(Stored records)
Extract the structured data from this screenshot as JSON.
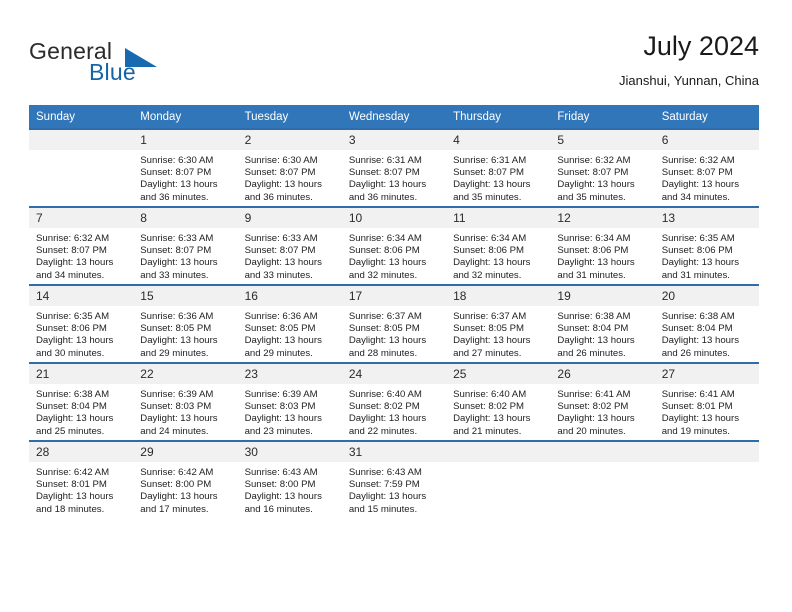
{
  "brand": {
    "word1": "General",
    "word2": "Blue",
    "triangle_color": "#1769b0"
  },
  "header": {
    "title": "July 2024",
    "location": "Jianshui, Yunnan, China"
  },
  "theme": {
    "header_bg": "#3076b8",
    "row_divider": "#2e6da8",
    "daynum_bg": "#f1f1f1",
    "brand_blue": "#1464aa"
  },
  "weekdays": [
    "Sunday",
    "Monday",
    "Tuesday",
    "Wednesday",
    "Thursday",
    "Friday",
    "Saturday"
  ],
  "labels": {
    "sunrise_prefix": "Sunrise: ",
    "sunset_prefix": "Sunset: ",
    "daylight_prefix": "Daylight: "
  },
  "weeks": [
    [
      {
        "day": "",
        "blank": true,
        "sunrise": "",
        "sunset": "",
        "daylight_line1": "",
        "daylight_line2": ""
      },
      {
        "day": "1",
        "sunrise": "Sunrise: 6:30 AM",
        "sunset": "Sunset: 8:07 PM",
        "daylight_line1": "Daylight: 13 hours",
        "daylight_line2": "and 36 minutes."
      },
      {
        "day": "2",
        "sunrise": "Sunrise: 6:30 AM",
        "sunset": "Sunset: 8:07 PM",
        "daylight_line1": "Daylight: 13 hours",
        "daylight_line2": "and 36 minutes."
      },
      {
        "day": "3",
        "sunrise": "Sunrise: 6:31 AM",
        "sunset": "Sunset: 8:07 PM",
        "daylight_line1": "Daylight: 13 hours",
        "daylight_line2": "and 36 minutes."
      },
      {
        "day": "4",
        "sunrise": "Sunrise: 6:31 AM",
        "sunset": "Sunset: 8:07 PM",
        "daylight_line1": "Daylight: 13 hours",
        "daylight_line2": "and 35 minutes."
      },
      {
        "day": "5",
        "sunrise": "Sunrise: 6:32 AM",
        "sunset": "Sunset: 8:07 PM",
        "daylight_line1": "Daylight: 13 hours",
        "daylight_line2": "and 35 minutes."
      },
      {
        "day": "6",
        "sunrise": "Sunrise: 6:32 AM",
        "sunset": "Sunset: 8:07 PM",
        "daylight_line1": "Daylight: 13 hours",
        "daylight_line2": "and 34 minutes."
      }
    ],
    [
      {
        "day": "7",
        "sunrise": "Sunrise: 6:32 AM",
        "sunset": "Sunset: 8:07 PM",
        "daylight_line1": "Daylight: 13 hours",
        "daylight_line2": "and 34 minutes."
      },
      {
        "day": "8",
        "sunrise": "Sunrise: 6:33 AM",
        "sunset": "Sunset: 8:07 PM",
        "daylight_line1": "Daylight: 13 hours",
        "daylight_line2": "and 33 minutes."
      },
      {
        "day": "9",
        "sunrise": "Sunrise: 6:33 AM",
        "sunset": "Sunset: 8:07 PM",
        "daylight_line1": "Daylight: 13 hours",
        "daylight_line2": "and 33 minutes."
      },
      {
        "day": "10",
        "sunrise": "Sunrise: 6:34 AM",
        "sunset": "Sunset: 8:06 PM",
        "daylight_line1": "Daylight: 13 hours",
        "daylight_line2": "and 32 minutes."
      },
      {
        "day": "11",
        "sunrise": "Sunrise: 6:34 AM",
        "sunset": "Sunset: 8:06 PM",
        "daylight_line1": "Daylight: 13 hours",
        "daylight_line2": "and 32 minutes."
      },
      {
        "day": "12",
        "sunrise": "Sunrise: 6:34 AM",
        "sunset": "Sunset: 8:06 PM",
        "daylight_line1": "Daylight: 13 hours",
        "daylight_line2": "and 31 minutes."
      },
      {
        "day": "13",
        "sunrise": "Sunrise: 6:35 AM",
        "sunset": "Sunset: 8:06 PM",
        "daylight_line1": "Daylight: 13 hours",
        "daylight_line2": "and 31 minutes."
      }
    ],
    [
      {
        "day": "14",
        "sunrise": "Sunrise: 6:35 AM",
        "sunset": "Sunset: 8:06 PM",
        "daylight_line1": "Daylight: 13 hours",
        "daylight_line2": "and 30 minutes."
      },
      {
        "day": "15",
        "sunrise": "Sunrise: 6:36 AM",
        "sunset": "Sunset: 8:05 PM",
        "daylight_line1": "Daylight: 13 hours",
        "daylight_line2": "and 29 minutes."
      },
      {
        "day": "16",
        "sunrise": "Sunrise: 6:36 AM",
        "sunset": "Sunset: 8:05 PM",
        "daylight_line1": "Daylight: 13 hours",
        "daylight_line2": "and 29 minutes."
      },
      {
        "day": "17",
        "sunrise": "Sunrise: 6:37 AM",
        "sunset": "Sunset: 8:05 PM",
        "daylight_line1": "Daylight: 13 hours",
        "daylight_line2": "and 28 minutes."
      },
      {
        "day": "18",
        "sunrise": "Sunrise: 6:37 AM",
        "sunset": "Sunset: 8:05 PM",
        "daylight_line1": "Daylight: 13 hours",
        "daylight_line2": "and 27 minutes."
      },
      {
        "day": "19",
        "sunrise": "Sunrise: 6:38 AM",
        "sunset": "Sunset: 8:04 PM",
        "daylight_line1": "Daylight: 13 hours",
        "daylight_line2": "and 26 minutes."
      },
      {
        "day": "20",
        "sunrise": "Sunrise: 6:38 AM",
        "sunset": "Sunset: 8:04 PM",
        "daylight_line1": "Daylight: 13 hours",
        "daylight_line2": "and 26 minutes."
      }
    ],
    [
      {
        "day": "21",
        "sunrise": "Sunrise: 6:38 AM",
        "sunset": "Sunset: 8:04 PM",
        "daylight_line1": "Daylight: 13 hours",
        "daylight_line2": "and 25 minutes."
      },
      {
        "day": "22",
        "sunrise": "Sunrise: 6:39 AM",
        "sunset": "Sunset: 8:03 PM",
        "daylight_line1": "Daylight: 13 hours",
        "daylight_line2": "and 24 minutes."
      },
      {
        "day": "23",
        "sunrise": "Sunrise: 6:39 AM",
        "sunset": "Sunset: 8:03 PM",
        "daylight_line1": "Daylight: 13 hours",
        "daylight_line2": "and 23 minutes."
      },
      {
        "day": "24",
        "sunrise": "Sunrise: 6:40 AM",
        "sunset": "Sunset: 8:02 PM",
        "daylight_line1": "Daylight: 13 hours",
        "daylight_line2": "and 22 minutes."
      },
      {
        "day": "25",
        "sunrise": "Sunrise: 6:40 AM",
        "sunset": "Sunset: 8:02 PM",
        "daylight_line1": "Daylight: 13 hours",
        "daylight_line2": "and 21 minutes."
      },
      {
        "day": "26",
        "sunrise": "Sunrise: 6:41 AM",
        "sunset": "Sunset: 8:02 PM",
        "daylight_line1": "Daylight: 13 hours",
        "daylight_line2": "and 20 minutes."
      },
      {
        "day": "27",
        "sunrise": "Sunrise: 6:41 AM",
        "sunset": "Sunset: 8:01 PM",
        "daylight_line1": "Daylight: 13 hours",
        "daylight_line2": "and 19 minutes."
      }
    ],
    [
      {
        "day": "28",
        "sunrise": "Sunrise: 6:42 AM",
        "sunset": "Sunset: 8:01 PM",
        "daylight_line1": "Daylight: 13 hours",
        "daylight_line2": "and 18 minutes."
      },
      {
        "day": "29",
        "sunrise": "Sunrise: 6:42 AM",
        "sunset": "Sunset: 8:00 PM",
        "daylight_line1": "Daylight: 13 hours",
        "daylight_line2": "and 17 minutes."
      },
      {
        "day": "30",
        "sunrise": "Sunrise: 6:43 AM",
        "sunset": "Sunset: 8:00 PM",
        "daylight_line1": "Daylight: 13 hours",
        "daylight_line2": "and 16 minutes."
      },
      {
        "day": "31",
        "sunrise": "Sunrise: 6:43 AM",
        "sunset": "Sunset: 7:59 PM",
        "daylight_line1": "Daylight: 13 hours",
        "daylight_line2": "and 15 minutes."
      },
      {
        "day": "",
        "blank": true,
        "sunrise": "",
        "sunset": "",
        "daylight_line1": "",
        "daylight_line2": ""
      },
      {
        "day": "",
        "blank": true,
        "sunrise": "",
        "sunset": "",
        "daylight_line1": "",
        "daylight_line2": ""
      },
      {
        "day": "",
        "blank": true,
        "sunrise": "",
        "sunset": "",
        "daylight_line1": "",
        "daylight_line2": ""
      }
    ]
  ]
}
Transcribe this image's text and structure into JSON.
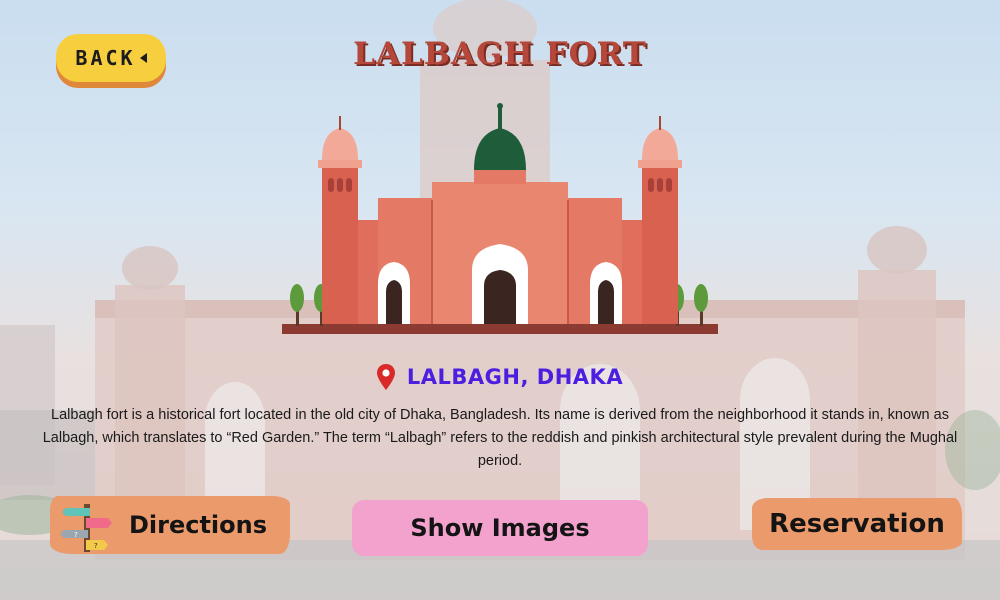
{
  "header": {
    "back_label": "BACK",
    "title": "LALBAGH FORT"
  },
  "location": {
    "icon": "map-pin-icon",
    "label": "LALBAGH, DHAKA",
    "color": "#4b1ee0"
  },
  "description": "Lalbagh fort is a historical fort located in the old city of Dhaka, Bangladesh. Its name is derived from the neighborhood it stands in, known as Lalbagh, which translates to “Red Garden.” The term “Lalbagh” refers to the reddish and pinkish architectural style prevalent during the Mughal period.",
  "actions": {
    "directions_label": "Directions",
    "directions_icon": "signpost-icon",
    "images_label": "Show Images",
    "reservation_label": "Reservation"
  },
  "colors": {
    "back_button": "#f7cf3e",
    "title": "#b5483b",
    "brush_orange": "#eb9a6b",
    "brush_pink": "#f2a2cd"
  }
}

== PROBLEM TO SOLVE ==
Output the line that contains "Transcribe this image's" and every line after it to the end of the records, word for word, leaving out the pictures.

== YOUR RESPONSE ==
Transcribe this image's text and structure into JSON.
{
  "header": {
    "back_label": "BACK",
    "title": "LALBAGH FORT"
  },
  "location": {
    "icon": "map-pin-icon",
    "label": "LALBAGH, DHAKA",
    "color": "#4b1ee0"
  },
  "description": "Lalbagh fort is a historical fort located in the old city of Dhaka, Bangladesh. Its name is derived from the neighborhood it stands in, known as Lalbagh, which translates to “Red Garden.” The term “Lalbagh” refers to the reddish and pinkish architectural style prevalent during the Mughal period.",
  "actions": {
    "directions_label": "Directions",
    "directions_icon": "signpost-icon",
    "images_label": "Show Images",
    "reservation_label": "Reservation"
  },
  "colors": {
    "back_button": "#f7cf3e",
    "title": "#b5483b",
    "brush_orange": "#eb9a6b",
    "brush_pink": "#f2a2cd"
  }
}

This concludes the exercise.